◆ REQUIRED ACTION: Make an exact copy of the records, and keep the pictures out of it.

◆ EXERCISE INPUTS:
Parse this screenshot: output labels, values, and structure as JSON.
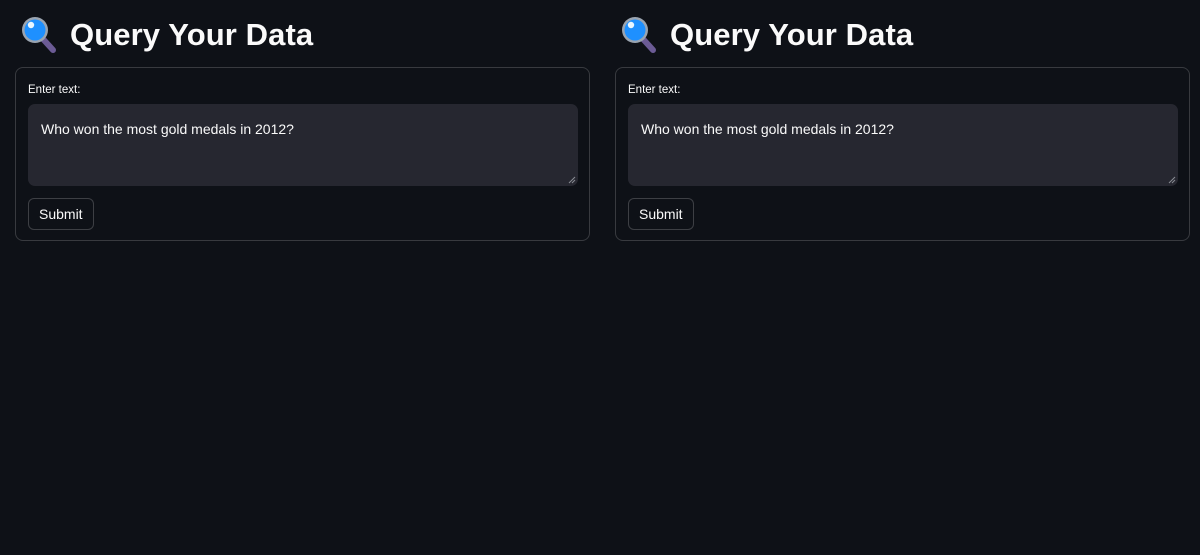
{
  "panels": [
    {
      "icon": "magnifying-glass-icon",
      "title": "Query Your Data",
      "input_label": "Enter text:",
      "input_value": "Who won the most gold medals in 2012?",
      "submit_label": "Submit"
    },
    {
      "icon": "magnifying-glass-icon",
      "title": "Query Your Data",
      "input_label": "Enter text:",
      "input_value": "Who won the most gold medals in 2012?",
      "submit_label": "Submit"
    }
  ],
  "colors": {
    "background": "#0e1117",
    "input_background": "#262730",
    "text": "#fafafa",
    "icon_lens": "#1e90ff",
    "icon_handle": "#6b5b95"
  }
}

◆ SOLUTION TO THIS EXERCISE:
Parse this screenshot: output labels, values, and structure as JSON.
{
  "panels": [
    {
      "icon": "magnifying-glass-icon",
      "title": "Query Your Data",
      "input_label": "Enter text:",
      "input_value": "Who won the most gold medals in 2012?",
      "submit_label": "Submit"
    },
    {
      "icon": "magnifying-glass-icon",
      "title": "Query Your Data",
      "input_label": "Enter text:",
      "input_value": "Who won the most gold medals in 2012?",
      "submit_label": "Submit"
    }
  ],
  "colors": {
    "background": "#0e1117",
    "input_background": "#262730",
    "text": "#fafafa",
    "icon_lens": "#1e90ff",
    "icon_handle": "#6b5b95"
  }
}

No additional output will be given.